By Amanda Wicks
When Maynard James Keenan isn’t busy with Tool and his more recent musical project Puscifer, he spends his time overseeing the vineyard he owns in Arizona and its associated winery Caduceus Cellars. And it turns out his interest in wine has a lot to do with self-sustainability and survival, especially in the Trump era.
Speaking with The Guardian, Keenan says his vineyard, Merkin Vineyards, teaches people to live off the land. “We’re explaining to them how most small areas throughout any era survived dictators, kings, queens, presidents, fascists,” he explains. “Small rural areas survived a lot of that crap because they know how to feed themselves, they know how to get out of the rain.”

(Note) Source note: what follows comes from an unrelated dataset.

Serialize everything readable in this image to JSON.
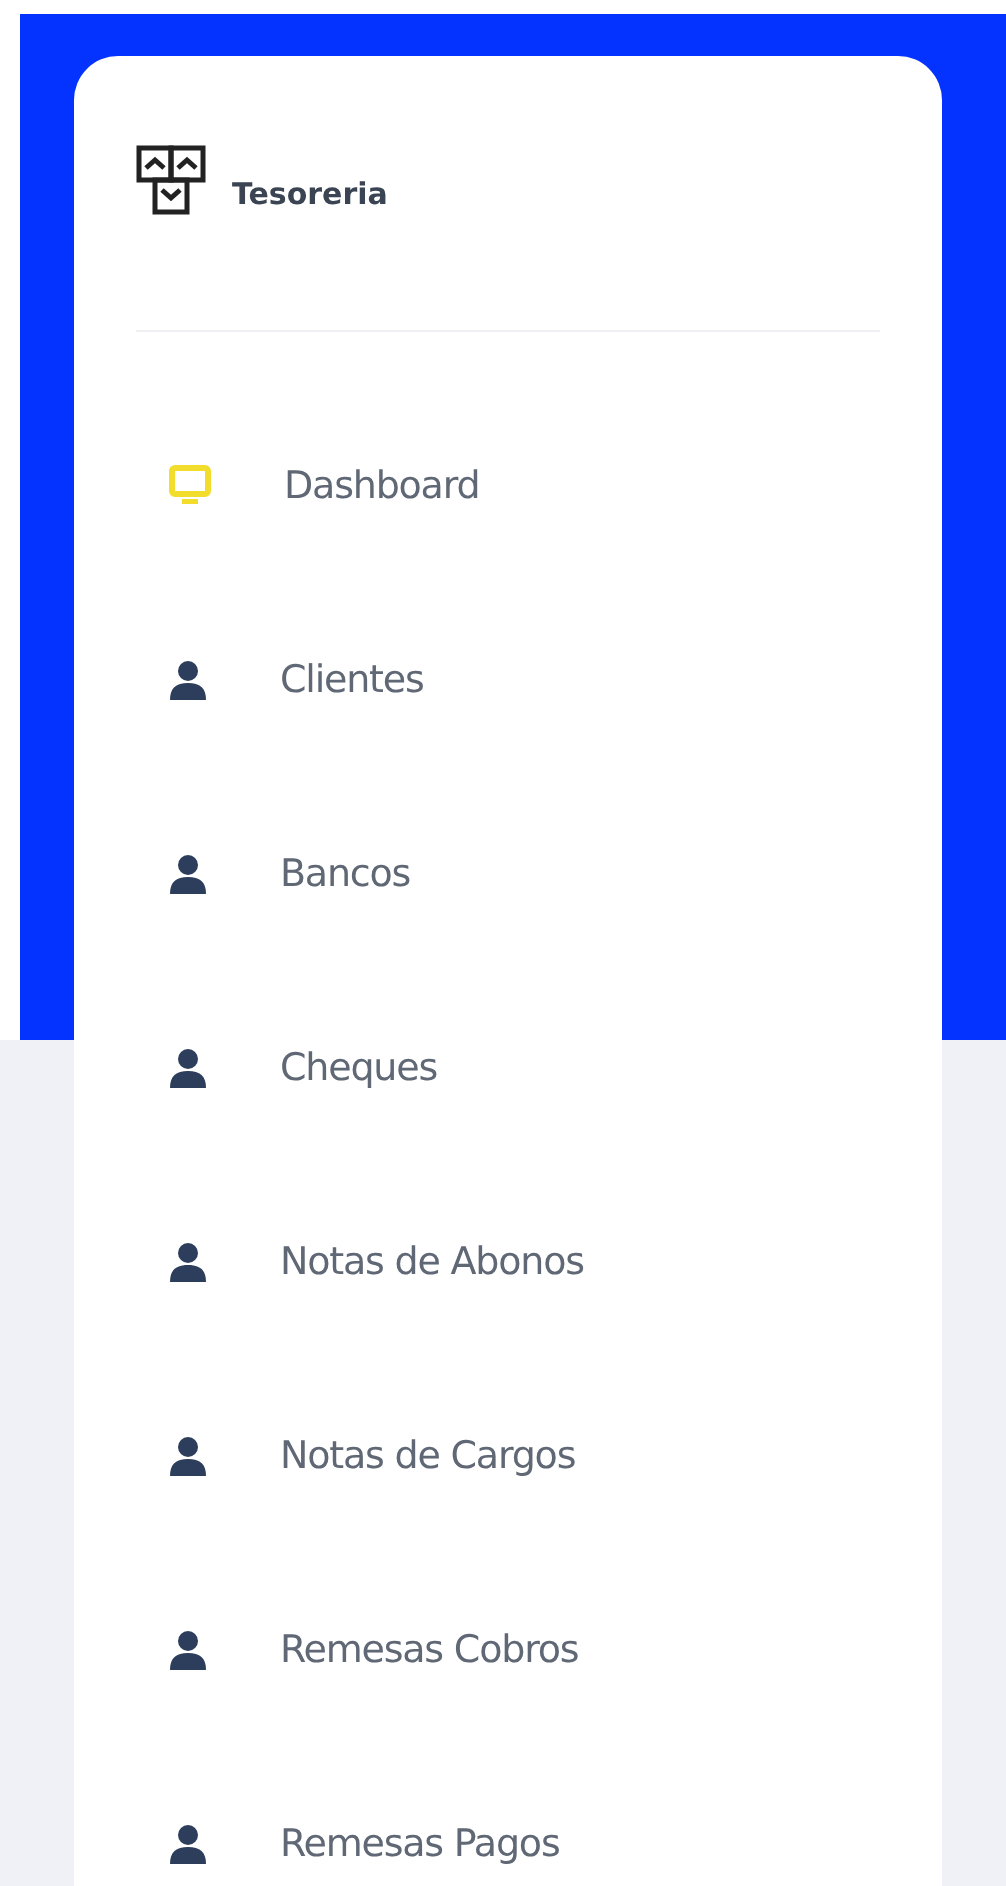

Keenan adds that his family had their own garden when he was growing up, and that’s why he relocated from Los Angeles to Arizona. He’s prepared should the worst happen. “Nobody’s coming to your rescue,” he says. “If these things are true, all [the things] the doomsayers and all the naysayers are saying in the press about this presidency…you have to default back to what really matters, what truly keeps you connected, and learn how to not only survive yourself, but to help your neighbors survive.”
Keenan isn’t sure what’s going to happen under Trump’s administration, but he thinks the country is bound for a large upset. “If you study history at all, the U.S. is long overdue for a fall,” he says. “So you know, just keeping that in mind … I’m not being a doomsayer, it’s just that changes occur, it’s what happens. If you want to enter the proverbial, metaphorical kingdom of heaven – which to me just means ‘survive’ – if you want to survive this storm, [you need to] understand what a storm is. You need to understand how to survive it. It’s simple. Grow your own f—ing food. Don’t rely on someone else to make it for you. Don’t rely on somebody else to build your house for you, don’t rely on someone else to bring water to you.”